“Page charts the emotional shifts that take place over the course of their marriage, from first flush of love to old age, with subtlety and sensitivity.” —Booklist
“Though a familiar tale, it’s sharply drawn and told with an alertness to cliche ...[T]he concluding scenes, while sadly inevitable, are quietly devastating. ” —Daily Mail Online
“I know of no contemporary writer who deals so convincingly with love. Page consistently dramatizes the ways in which the feelings of intimate couples are puzzling mixtures of hope, lust, genuine caring, resentment, politics, and much else...ambitious and profoundly resonant.” —BC BookLook

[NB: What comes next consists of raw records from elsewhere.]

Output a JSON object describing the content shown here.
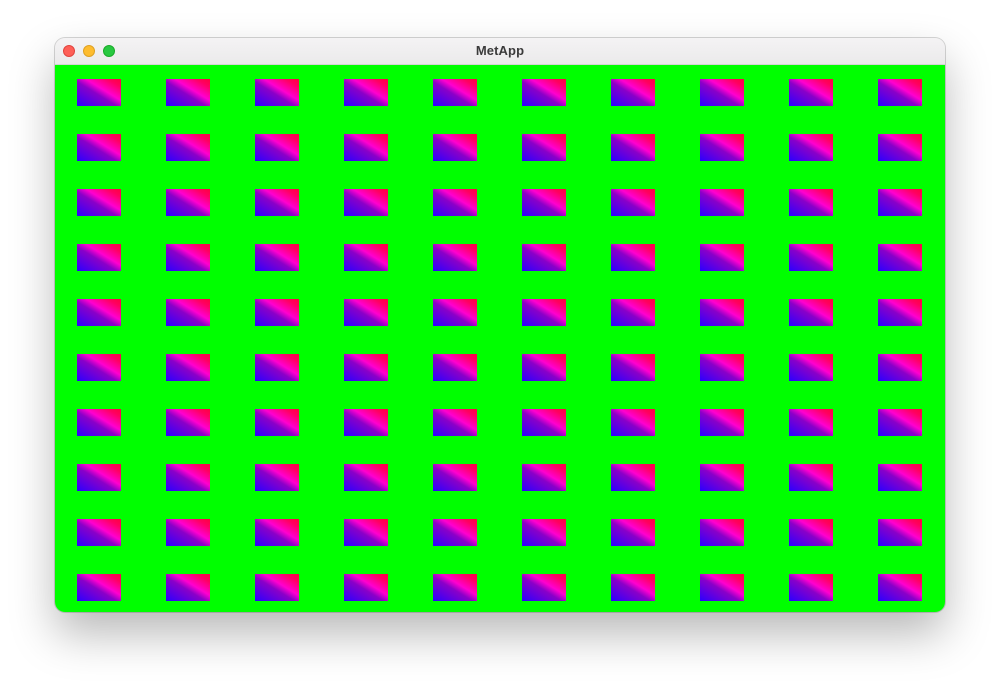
{
  "window": {
    "title": "MetApp",
    "controls": [
      {
        "name": "close",
        "color": "#fe5f57"
      },
      {
        "name": "minimize",
        "color": "#febc2e"
      },
      {
        "name": "zoom",
        "color": "#28c840"
      }
    ]
  },
  "canvas": {
    "background_color": "#00ff00",
    "tile_grid": {
      "rows": 10,
      "columns": 10,
      "tile_gradient": [
        "#2a00ff",
        "#8a00c8",
        "#ff00d0",
        "#ff0040"
      ]
    }
  }
}
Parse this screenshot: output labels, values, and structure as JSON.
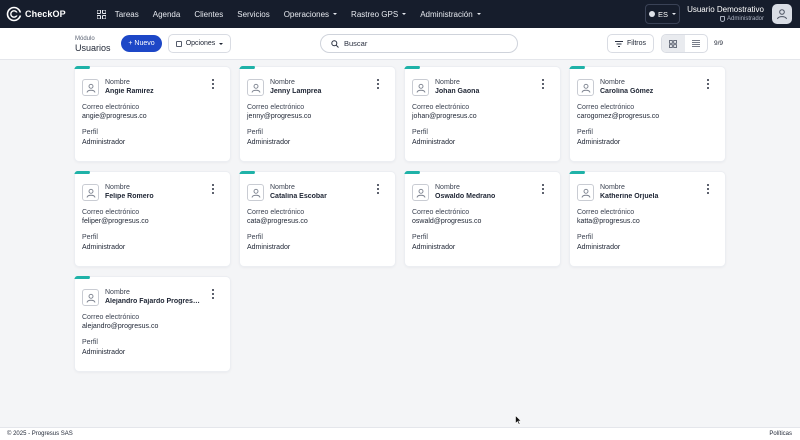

“"[Page] has flown largely under the radar of publishing journalism while also writing damned good books...Page is a magician at evoking a sense of past-ness, and her characterisation is extraordinarily skillful and tender: both Evelyn and her husband Harry can be extremely difficult, but the reader understands and feels for them both. Exceptional work.” —Elle Thinks

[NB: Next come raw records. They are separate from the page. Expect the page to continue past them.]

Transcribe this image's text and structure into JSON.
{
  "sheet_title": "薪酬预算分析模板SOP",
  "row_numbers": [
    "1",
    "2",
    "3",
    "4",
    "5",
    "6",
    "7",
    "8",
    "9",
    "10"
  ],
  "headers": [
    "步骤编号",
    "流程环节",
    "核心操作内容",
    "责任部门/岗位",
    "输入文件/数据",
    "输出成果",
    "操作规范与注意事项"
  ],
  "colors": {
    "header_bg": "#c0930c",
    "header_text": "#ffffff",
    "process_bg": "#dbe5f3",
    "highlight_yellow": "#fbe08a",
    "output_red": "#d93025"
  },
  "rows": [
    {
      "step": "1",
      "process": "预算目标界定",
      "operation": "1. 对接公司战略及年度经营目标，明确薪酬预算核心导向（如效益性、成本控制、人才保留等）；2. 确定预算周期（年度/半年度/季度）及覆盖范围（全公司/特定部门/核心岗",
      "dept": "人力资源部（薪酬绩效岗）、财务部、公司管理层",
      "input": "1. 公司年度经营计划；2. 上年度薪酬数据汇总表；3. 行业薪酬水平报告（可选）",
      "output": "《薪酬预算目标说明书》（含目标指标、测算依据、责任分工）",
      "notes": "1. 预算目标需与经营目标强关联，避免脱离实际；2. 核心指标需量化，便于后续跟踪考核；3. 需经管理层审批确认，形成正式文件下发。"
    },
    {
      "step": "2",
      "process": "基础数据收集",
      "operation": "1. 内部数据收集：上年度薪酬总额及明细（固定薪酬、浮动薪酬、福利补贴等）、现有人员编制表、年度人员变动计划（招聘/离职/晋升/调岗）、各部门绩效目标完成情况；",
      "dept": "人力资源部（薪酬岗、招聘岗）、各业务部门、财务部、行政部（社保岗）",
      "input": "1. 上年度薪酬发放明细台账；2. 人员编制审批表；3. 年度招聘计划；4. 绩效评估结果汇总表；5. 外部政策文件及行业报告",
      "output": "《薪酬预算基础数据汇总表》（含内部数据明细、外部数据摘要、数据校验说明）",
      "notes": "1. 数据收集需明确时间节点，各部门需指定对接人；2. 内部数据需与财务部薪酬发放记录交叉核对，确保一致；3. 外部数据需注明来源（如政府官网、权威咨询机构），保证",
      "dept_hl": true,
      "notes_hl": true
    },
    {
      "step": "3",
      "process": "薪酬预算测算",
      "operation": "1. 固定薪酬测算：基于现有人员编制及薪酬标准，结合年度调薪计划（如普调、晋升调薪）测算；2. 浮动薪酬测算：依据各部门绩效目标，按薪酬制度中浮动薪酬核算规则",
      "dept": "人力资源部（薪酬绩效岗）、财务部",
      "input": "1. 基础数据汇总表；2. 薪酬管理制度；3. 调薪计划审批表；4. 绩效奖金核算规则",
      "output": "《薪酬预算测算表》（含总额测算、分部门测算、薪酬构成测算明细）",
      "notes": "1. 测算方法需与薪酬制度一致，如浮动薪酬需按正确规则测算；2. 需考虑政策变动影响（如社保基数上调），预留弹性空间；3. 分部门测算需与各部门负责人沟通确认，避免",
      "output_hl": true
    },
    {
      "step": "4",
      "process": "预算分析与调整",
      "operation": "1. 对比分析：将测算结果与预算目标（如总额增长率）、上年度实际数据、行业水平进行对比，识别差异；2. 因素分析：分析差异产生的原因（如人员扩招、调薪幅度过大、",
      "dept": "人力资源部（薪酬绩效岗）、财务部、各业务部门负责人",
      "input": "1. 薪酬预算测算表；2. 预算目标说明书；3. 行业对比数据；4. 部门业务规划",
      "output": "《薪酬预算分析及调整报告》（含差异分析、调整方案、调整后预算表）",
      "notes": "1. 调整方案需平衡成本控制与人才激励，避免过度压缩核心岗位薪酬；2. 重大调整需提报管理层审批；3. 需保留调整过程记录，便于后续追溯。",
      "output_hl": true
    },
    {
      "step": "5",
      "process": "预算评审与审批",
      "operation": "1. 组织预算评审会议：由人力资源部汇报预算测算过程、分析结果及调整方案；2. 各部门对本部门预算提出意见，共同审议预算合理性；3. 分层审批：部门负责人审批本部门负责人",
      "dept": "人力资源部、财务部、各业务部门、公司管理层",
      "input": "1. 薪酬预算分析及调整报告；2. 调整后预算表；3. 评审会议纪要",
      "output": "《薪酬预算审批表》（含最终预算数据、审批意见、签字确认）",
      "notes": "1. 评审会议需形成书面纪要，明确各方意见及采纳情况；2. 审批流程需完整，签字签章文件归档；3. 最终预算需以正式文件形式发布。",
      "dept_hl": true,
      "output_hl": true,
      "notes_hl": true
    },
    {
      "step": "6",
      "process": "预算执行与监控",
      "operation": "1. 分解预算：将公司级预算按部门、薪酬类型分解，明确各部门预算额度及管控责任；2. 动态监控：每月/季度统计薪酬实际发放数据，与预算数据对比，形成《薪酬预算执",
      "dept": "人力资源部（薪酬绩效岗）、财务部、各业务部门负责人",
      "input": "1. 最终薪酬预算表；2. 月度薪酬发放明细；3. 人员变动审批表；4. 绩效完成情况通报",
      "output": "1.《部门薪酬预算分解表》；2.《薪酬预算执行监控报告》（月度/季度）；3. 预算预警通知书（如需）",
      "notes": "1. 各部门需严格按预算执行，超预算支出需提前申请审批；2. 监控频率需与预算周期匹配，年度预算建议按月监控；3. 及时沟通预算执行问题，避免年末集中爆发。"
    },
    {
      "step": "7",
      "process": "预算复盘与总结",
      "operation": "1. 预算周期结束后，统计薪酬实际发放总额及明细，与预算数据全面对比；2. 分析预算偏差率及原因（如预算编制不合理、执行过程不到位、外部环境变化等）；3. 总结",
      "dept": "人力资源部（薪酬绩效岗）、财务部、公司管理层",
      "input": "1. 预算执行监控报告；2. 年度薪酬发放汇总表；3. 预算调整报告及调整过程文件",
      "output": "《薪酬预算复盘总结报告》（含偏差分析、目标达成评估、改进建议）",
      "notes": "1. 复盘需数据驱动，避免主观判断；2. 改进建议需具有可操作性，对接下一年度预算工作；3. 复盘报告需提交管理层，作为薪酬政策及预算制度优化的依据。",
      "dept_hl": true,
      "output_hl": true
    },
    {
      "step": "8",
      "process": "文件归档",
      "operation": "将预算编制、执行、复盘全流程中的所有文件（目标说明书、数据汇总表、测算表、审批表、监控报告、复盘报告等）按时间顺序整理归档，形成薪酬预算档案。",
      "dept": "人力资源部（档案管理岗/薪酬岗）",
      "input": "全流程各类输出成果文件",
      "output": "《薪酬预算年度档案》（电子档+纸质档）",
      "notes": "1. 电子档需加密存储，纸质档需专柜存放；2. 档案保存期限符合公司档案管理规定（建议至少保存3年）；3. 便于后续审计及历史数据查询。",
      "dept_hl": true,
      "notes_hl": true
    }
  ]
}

“A richly textured story that feels authentic to each period, without ever getting bogged down in too many details or historical facts ... Relayed with compassion, and incisive writing.” —Gulf Islands Driftwood

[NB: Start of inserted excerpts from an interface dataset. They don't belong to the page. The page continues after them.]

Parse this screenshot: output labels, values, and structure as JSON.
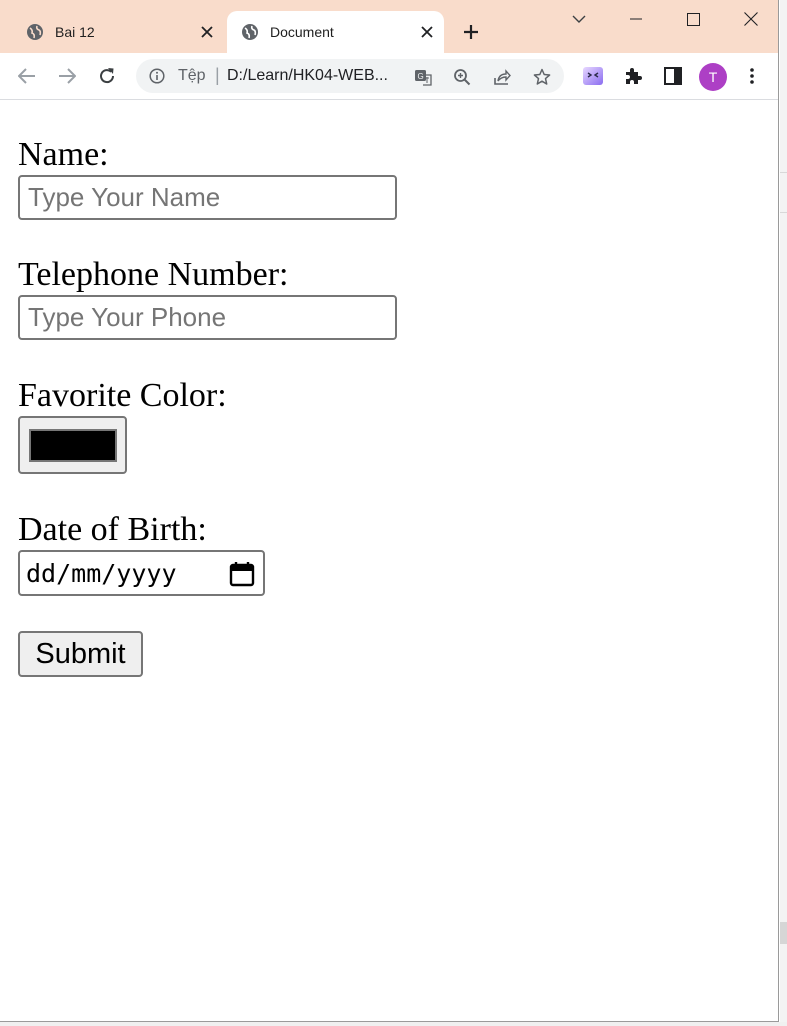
{
  "browser": {
    "tabs": [
      {
        "title": "Bai 12",
        "active": false,
        "favicon": "globe-icon"
      },
      {
        "title": "Document",
        "active": true,
        "favicon": "globe-icon"
      }
    ],
    "omnibox": {
      "scheme_label": "Tệp",
      "separator": "|",
      "url": "D:/Learn/HK04-WEB...",
      "icons": [
        "info-icon",
        "translate-icon",
        "zoom-icon",
        "share-icon",
        "star-icon"
      ]
    },
    "toolbar_icons": [
      "back-icon",
      "forward-icon",
      "reload-icon",
      "extension-icon",
      "puzzle-icon",
      "side-panel-icon",
      "menu-icon"
    ],
    "profile_initial": "T",
    "profile_color": "#ad3fc5",
    "tabstrip_color": "#f9dccb"
  },
  "form": {
    "name": {
      "label": "Name:",
      "placeholder": "Type Your Name",
      "value": ""
    },
    "phone": {
      "label": "Telephone Number:",
      "placeholder": "Type Your Phone",
      "value": ""
    },
    "color": {
      "label": "Favorite Color:",
      "value": "#000000"
    },
    "dob": {
      "label": "Date of Birth:",
      "display": "dd/mm/yyyy"
    },
    "submit_label": "Submit"
  }
}
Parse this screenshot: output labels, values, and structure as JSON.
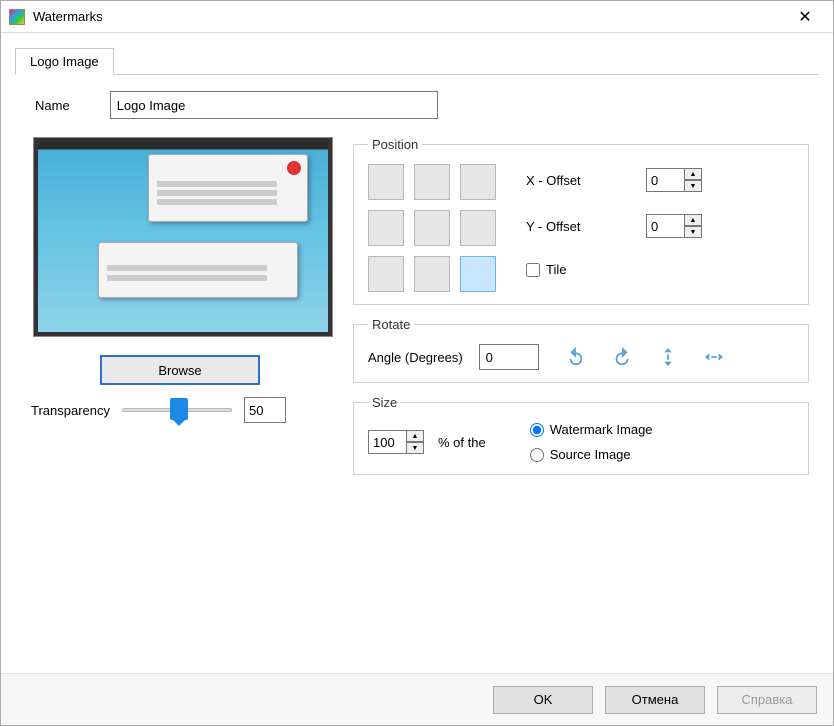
{
  "window": {
    "title": "Watermarks"
  },
  "tab": {
    "label": "Logo Image"
  },
  "name": {
    "label": "Name",
    "value": "Logo Image"
  },
  "browse": {
    "label": "Browse"
  },
  "transparency": {
    "label": "Transparency",
    "value": "50"
  },
  "position": {
    "legend": "Position",
    "x_label": "X - Offset",
    "y_label": "Y - Offset",
    "x_value": "0",
    "y_value": "0",
    "tile_label": "Tile"
  },
  "rotate": {
    "legend": "Rotate",
    "angle_label": "Angle (Degrees)",
    "angle_value": "0"
  },
  "size": {
    "legend": "Size",
    "percent_value": "100",
    "percent_label": "% of the",
    "option_watermark": "Watermark Image",
    "option_source": "Source Image"
  },
  "buttons": {
    "ok": "OK",
    "cancel": "Отмена",
    "help": "Справка"
  }
}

Praise for Kathy Page “Page...runs circles around authors who work twice as hard for half the reward... One of the most talented short-story writers working today delivered yet another knockout collection that is both darkly funny and terribly sad.” —Globe and Mail “A moving novel about knowledge, self-awareness and the power of words, set in the purgatory of prison. This young man’s life demands our attention and refuses to let go.” —Kirkus (starred review) “Like children at a sleepover, tucked beneath shared covers, the stories whisper to one another, providing a thematic richness to the book that far outstrips its page count.” —The Walrus “Tight, strange, nifty stories.” —Margaret Atwood “Her fiction is sensuous and verdant, grafting lyrical prose onto stories and situations that appear almost as legends.” —National Post “Page’s prose is vivid and alive, with nary a scrap of throwaway writing to be found.” —Publishers Weekly “Alphabet is not just highly readable, but one of the strongest, most eloquent, most tightly constructed novels of the year…It is a measure of the quiet artistry of Alphabet that, out of material that would have been at home in the blackest of black comedies, Kathy Page has celebrated, with rare deftness, the resilience of the human heart. ” —Sunday Telegraph “A complex book, and splendidly written, Alphabet is an intensely compelling reading experience that speaks to the power of words and the significance of language in all its dangerous subtleties.” —The Edmonton Journal “One of our most daring writers … If you don’t know Page’s work yet, she’s a find.” —Caroline Adderson “Kathy Page is a massive talent.” —Barbara Gowdy “One of the most complex characters I’ve ever met in a novel.” —Victoria Times Colonist “Emotionally resonant, poignant examinations of life and love and – most piercingly – death… Page is a highly skilled miniaturist, capable of pulling off powerful effects by way of simple (though never simplistic) prose and a keen eye for human fallibility and ambiguity.” —Quill & Quire “The Two of Us contains stories about pairs, couples, dyads–mainly intense one-on-one relationships… [and Page’s] duos are all united by a primal desire for intimacy.” —BC Booklook